The reason for this is that the CDN can keep "hot" TCP connections "open" to your backend origin servers.
Normally, when the user connects to your website, best case, he/she will have to send a SYN, receive a SYN/ACK, send their request in their final ACK (hopefully it fits), and then get their response. That's two round trips.
Then, if the file is "large", the TCP window will start out at some horrible default size, and will only get larger over the course of the connection being used, with successful packets being sent back over great distances and latency.
However, with a CDN, it likely already has a connection open, saving an entire round trip to your server. Meanwhile, if your response is somewhat heavy (multiple kilobytes), the old connection will already have a large window (as bandwidth between the CDN node and your origin server is likely high, even if the last mile to the user isn't), so you will get much higher performance and won't get stuck waiting for ACKs.
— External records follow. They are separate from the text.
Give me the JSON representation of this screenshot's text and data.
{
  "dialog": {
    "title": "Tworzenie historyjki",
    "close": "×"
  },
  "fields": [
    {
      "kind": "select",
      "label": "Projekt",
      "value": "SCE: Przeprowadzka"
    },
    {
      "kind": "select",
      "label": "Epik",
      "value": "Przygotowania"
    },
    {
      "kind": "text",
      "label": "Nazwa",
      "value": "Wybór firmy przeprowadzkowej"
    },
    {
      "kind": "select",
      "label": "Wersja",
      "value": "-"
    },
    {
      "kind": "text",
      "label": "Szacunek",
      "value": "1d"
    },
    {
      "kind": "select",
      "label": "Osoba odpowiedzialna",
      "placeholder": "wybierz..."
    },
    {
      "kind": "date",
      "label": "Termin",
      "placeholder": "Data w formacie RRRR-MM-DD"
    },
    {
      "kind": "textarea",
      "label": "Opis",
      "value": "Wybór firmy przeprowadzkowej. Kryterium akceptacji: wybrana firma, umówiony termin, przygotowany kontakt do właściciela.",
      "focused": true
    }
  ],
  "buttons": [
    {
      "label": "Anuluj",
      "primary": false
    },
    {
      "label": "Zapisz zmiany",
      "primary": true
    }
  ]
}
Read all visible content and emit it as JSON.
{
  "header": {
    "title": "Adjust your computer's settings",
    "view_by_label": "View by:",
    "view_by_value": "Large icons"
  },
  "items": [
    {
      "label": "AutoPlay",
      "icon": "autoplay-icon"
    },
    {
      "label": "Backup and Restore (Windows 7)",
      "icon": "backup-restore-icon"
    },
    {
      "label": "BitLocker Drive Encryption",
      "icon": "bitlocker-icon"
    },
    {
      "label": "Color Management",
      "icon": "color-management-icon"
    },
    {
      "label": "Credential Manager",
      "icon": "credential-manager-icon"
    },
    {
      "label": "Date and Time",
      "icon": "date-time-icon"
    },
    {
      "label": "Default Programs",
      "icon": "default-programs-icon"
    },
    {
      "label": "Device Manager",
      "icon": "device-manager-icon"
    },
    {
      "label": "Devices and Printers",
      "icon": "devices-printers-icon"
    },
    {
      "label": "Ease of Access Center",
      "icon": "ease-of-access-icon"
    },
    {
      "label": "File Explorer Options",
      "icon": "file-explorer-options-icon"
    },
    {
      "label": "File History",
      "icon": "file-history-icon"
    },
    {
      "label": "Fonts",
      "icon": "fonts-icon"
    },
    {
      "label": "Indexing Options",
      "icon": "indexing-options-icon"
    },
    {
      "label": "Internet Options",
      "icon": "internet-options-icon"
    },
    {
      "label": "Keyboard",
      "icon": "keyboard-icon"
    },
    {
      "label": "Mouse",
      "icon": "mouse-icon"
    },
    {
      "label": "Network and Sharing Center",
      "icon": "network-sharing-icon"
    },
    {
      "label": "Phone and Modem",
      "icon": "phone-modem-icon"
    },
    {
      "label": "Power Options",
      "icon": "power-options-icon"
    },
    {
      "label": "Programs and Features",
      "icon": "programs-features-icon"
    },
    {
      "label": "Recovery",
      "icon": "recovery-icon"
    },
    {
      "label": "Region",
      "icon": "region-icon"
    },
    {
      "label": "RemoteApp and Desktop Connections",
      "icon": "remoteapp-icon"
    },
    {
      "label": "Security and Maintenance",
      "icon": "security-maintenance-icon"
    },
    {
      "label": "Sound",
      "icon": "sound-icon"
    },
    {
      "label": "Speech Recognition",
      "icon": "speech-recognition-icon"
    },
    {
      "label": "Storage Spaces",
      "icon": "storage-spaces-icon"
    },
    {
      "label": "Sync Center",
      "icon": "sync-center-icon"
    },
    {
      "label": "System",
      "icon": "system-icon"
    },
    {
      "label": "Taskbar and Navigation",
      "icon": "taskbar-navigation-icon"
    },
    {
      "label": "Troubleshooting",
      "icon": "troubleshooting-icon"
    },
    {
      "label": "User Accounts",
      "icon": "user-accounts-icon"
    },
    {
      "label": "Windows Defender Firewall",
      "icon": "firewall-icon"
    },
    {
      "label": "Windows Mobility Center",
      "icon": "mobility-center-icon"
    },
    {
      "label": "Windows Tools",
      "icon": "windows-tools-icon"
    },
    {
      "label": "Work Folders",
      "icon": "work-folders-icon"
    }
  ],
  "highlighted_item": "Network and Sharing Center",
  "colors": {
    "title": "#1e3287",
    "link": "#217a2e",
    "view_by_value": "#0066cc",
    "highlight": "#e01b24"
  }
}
In fact, once you start thinking at the TCP level, you realize all sorts of things, like: even if you don't have existing reusable connections, the window will still warm up faster for the CDN (due to their connection being slightly lower latency and likely more stable), yielding greater total bandwidth; and, even more hilariously, even if there is no "last mile effect", having a server halfway between two servers will improve their performance due to these same windowing issues.
Another thing that will help long distance if you use a large enough well managed CDN is the interconnectedness of the CDN's nodes. Google probably has a much better pipe between there point of presence here and the one nearest Qatar (to use your example), so much so that "my server -> them -> then again through their fat pipe -> user in qatar" may well be faster then "me -> user in qatar via other ISP and international peering arrangements".